And the missing response to this lady's question about going to the gym... one that doesn't brush off the mom's issue of feeling badly about leaving her baby and also doesn't say, "Too bad for you - you can never exercise now that you have a baby!":
It sounds like taking care of your health through exercise is a priority for you - good for you! Your health is important! It also sounds like your baby's sense of security is high on your list as well. You feel guilty separating from your baby when she is still so dependent on you, especially if you are nursing. Many moms have found ways to balance both these needs. Some gyms have on-site quality child care so that you can exercise on your own, but your baby is close by enough that the caregivers can find you if your baby really needs you, and you can minimize your separation this way. If on-site care is not an option, perhaps you would feel more comfortable if a sitter could come with you and play with the baby outside the gym in warmer weather. You could also alternate trips to the gym with brisk walks around your neighborhood with your baby in a stroller or baby carrier... the extra weight can help you burn more calories! :) Good luck with finding a solution for yourself and your baby, and your concern shows you are doing a great job in meeting the needs of everyone! God bless!


That Married Couple said...
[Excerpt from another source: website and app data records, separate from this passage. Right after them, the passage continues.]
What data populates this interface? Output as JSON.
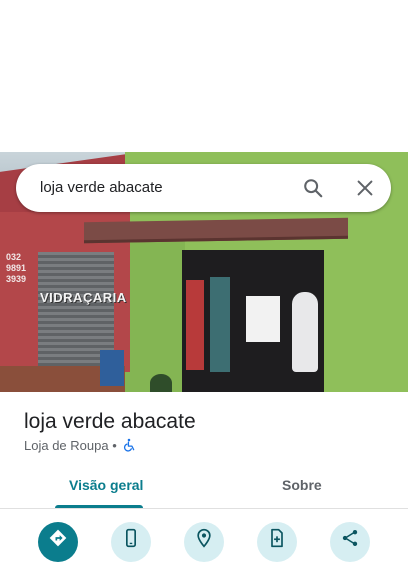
{
  "search": {
    "query": "loja verde abacate"
  },
  "place": {
    "name": "loja verde abacate",
    "category": "Loja de Roupa",
    "separator": "•"
  },
  "photo": {
    "shutter_sign": "VIDRAÇARIA",
    "wall_sign_text": "032 9891 3939"
  },
  "tabs": [
    {
      "label": "Visão geral",
      "active": true
    },
    {
      "label": "Sobre",
      "active": false
    }
  ],
  "actions": [
    {
      "icon": "directions-icon"
    },
    {
      "icon": "phone-icon"
    },
    {
      "icon": "location-pin-icon"
    },
    {
      "icon": "add-document-icon"
    },
    {
      "icon": "share-icon"
    }
  ],
  "colors": {
    "accent": "#0b7d8d",
    "action_bg": "#d6eef2"
  }
}
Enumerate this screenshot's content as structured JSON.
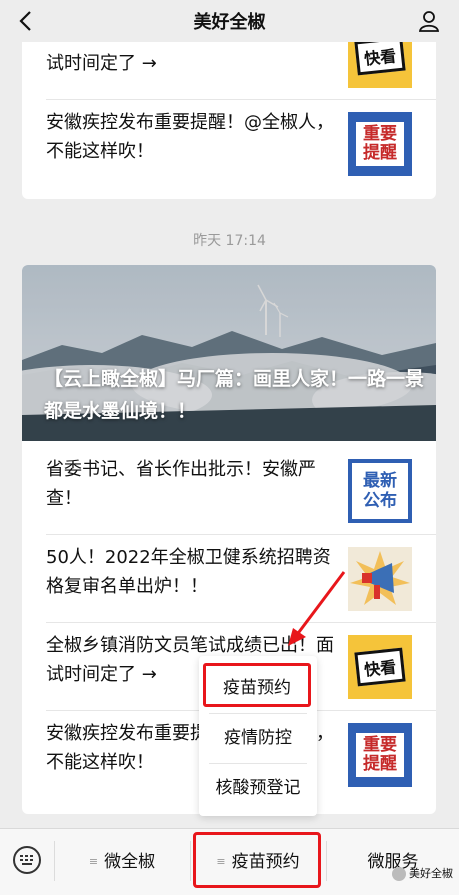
{
  "header": {
    "title": "美好全椒"
  },
  "card_top": {
    "items": [
      {
        "text": "全椒乡镇消防文员笔试成绩已出！面试时间定了 →",
        "thumb_label": "快看"
      },
      {
        "text": "安徽疾控发布重要提醒！@全椒人，不能这样吹！",
        "thumb_label": "重要提醒"
      }
    ]
  },
  "timestamp": "昨天 17:14",
  "card_main": {
    "hero_caption": "【云上瞰全椒】马厂篇：画里人家！一路一景都是水墨仙境！！",
    "items": [
      {
        "text": "省委书记、省长作出批示！安徽严查！",
        "thumb_label": "最新公布"
      },
      {
        "text": "50人！2022年全椒卫健系统招聘资格复审名单出炉！！",
        "thumb_label": ""
      },
      {
        "text": "全椒乡镇消防文员笔试成绩已出！面试时间定了 →",
        "thumb_label": "快看"
      },
      {
        "text": "安徽疾控发布重要提醒！@全椒人，不能这样吹！",
        "thumb_label": "重要提醒"
      }
    ]
  },
  "popup_menu": {
    "items": [
      "疫苗预约",
      "疫情防控",
      "核酸预登记"
    ]
  },
  "bottom_menu": {
    "items": [
      "微全椒",
      "疫苗预约",
      "微服务"
    ]
  },
  "watermark": "美好全椒",
  "colors": {
    "highlight": "#e8161b",
    "badge_blue": "#2f5fb3",
    "badge_yellow": "#f5c43a"
  }
}
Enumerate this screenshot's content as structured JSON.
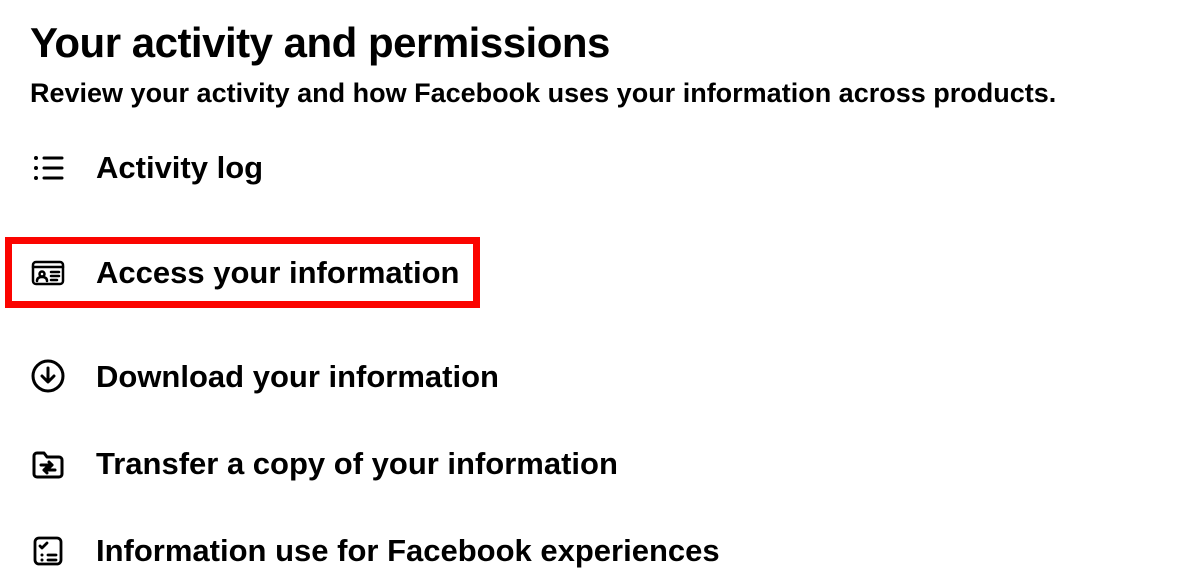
{
  "header": {
    "title": "Your activity and permissions",
    "subtitle": "Review your activity and how Facebook uses your information across products."
  },
  "menu": {
    "items": [
      {
        "label": "Activity log",
        "icon": "activity-log"
      },
      {
        "label": "Access your information",
        "icon": "id-card",
        "highlighted": true
      },
      {
        "label": "Download your information",
        "icon": "download-circle"
      },
      {
        "label": "Transfer a copy of your information",
        "icon": "folder-transfer"
      },
      {
        "label": "Information use for Facebook experiences",
        "icon": "checklist"
      }
    ]
  },
  "highlight_color": "#fb0400"
}
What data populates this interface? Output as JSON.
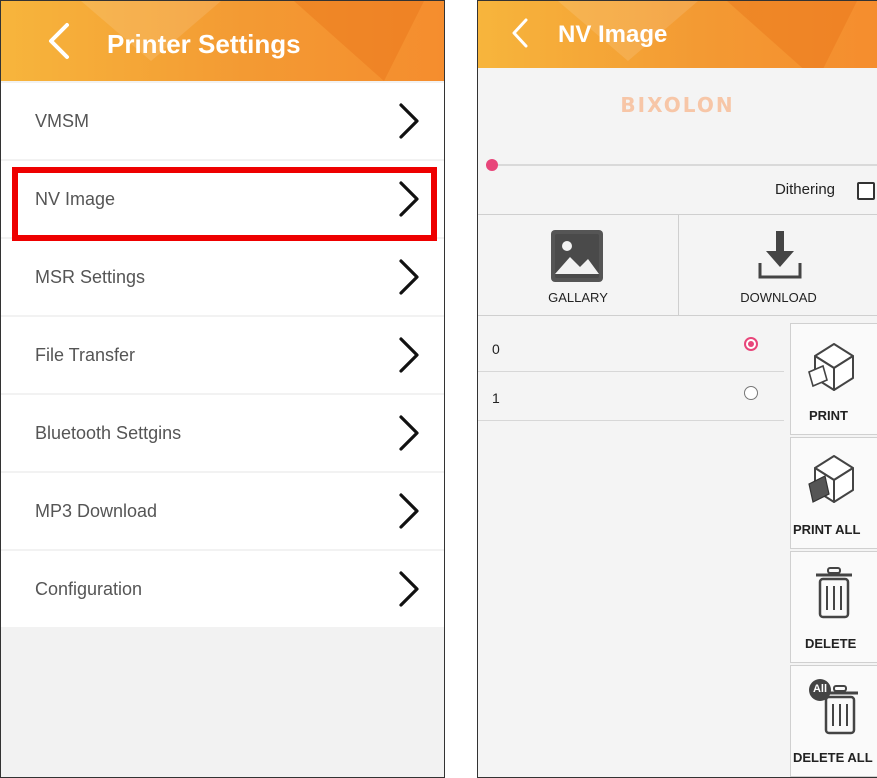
{
  "left_screen": {
    "title": "Printer Settings",
    "menu_items": [
      {
        "label": "VMSM"
      },
      {
        "label": "NV Image"
      },
      {
        "label": "MSR Settings"
      },
      {
        "label": "File Transfer"
      },
      {
        "label": "Bluetooth Settgins"
      },
      {
        "label": "MP3 Download"
      },
      {
        "label": "Configuration"
      }
    ],
    "highlighted_item": "NV Image"
  },
  "right_screen": {
    "title": "NV Image",
    "logo_text": "BIXOLON",
    "dithering_label": "Dithering",
    "dithering_checked": false,
    "slider_value": 0,
    "tools": {
      "gallery_label": "GALLARY",
      "download_label": "DOWNLOAD"
    },
    "images": [
      {
        "index": "0",
        "selected": true
      },
      {
        "index": "1",
        "selected": false
      }
    ],
    "actions": {
      "print_label": "PRINT",
      "print_all_label": "PRINT ALL",
      "delete_label": "DELETE",
      "delete_all_label": "DELETE ALL",
      "all_badge": "All"
    }
  },
  "colors": {
    "appbar_orange": "#f39a33",
    "highlight_red": "#ee0000",
    "accent_pink": "#e8467a"
  },
  "icons": [
    "back-arrow-icon",
    "chevron-right-icon",
    "gallery-image-icon",
    "download-icon",
    "printer-icon",
    "trash-icon"
  ]
}
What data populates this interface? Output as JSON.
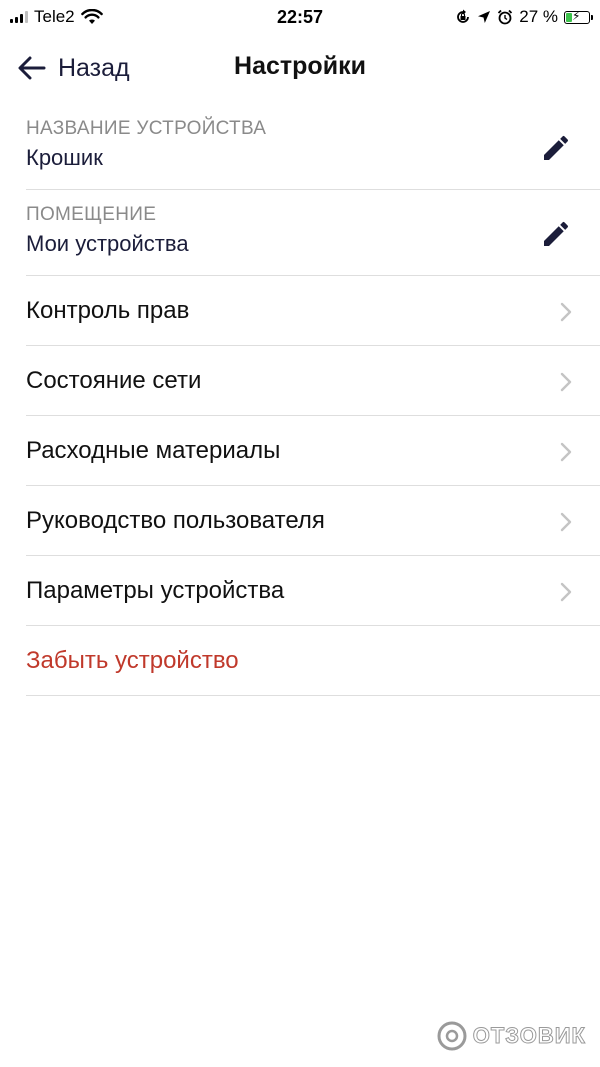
{
  "status_bar": {
    "carrier": "Tele2",
    "time": "22:57",
    "battery_percent": "27 %",
    "battery_level": 0.27,
    "icons": [
      "signal-icon",
      "wifi-icon",
      "rotation-lock-icon",
      "location-icon",
      "alarm-icon",
      "battery-icon"
    ]
  },
  "nav": {
    "back_label": "Назад",
    "title": "Настройки"
  },
  "fields": [
    {
      "label": "НАЗВАНИЕ УСТРОЙСТВА",
      "value": "Крошик",
      "icon": "pencil-icon"
    },
    {
      "label": "ПОМЕЩЕНИЕ",
      "value": "Мои устройства",
      "icon": "pencil-icon"
    }
  ],
  "menu_items": [
    {
      "label": "Контроль прав"
    },
    {
      "label": "Состояние сети"
    },
    {
      "label": "Расходные материалы"
    },
    {
      "label": "Руководство пользователя"
    },
    {
      "label": "Параметры устройства"
    }
  ],
  "forget_device": {
    "label": "Забыть устройство",
    "color": "#c0392b"
  },
  "watermark": {
    "text": "ОТЗОВИК"
  },
  "colors": {
    "accent_text": "#1b1d3a",
    "danger": "#c0392b",
    "battery_charging": "#3cc24b",
    "divider": "#dedede"
  }
}
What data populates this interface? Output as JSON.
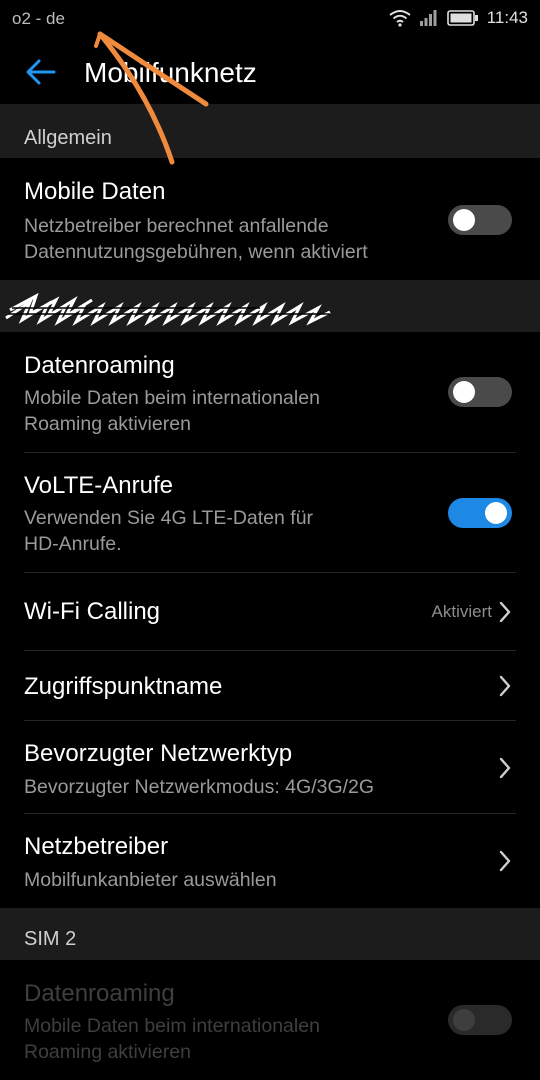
{
  "status_bar": {
    "carrier": "o2 - de",
    "time": "11:43",
    "icons": [
      "wifi-icon",
      "signal-icon",
      "battery-icon"
    ]
  },
  "app_bar": {
    "title": "Mobilfunknetz",
    "back_icon": "back-arrow-icon"
  },
  "sections": {
    "general": "Allgemein",
    "sim2": "SIM 2"
  },
  "rows": {
    "mobile_data": {
      "title": "Mobile Daten",
      "subtitle_line1": "Netzbetreiber berechnet anfallende",
      "subtitle_line2": "Datennutzungsgebühren, wenn aktiviert",
      "toggle_on": false
    },
    "roaming": {
      "title": "Datenroaming",
      "subtitle_line1": "Mobile Daten beim internationalen",
      "subtitle_line2": "Roaming aktivieren",
      "toggle_on": false
    },
    "volte": {
      "title": "VoLTE-Anrufe",
      "subtitle_line1": "Verwenden Sie 4G LTE-Daten für",
      "subtitle_line2": "HD-Anrufe.",
      "toggle_on": true
    },
    "wifi_calling": {
      "title": "Wi-Fi Calling",
      "value": "Aktiviert"
    },
    "apn": {
      "title": "Zugriffspunktname"
    },
    "network_type": {
      "title": "Bevorzugter Netzwerktyp",
      "subtitle": "Bevorzugter Netzwerkmodus: 4G/3G/2G"
    },
    "operator": {
      "title": "Netzbetreiber",
      "subtitle": "Mobilfunkanbieter auswählen"
    },
    "sim2_roaming": {
      "title": "Datenroaming",
      "subtitle_line1": "Mobile Daten beim internationalen",
      "subtitle_line2": "Roaming aktivieren",
      "toggle_on": false,
      "enabled": false
    }
  },
  "colors": {
    "background": "#000000",
    "section_background": "#1c1c1c",
    "accent": "#1e88e5",
    "annotation": "#f08a3c"
  }
}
Yes - your final comment wins! I wish there was a way you could actually get that response in there!
And the concept of dying to self really is foreign to our society. Individualism reigns, unfortunately.

mel said...

Our gym lets you push a baby or toddler in a stroller on the walking track. :)

A while back I was in the strange position of being stuck in a waiting room for an extended period of time without children. I had nothing to do but read the stacks of mainstream parenting magazines in there. I was horrified! lol...I haven't read those since I was pregnant with my oldest!

Carrie said...

Incredible! Completely incredible! I may have to steal that quote for my facebook status! lol!

Erin said...

Which quote do you want to steal, the Chesterton one?

Carrie said...

Sorry, I didn't sign up for email notification so I didn't see your response till I came back to see if anyone else had responded. Yes, it was going to be the Chesterton one. But on the other hand, I think my facebook friends are probably annoyed to death with my posting of homemade laundry detergent and anti-vaccination statuses! ha ha!

Eileen said...

This reminds me of a wedding-related article I read in the newspaper just before my husband and I were married. The point of the article was the importance of not "losing yourself" in the other person. They recommended that, while on your honeymoon, you make sure that your husband has time alone doing his stuff (such as golfing, they suggested) and you do stuff on your own that you enjoy (like shopping).

On your honeymoon.

Gosh, if you don't like being together on your *honeymoon,* when *will* you??

Sometimes you can only shake your head in wonder, you know?

The thing is, I actually like being with my family. I ache for the loss of my children's babyhood, and am overwhelmed sometimes at how quickly the time is flying -- in the blink of an eye, they'll be gone. I wouldn't miss this time with them for the world. And I love that the man of my dreams is the one with whom I share this treasure. This *is* where I want most to be. I really wouldn't rather be shopping. (or working. or golfing. or ... well, exercising, for that matter; but that's another issue altogether ...) And I haven't "lost myself". I like to think we've all gained each other, actually.

At the end of your life, all you really want is to have those you love most around you. All the "me" time in the world will never get you that.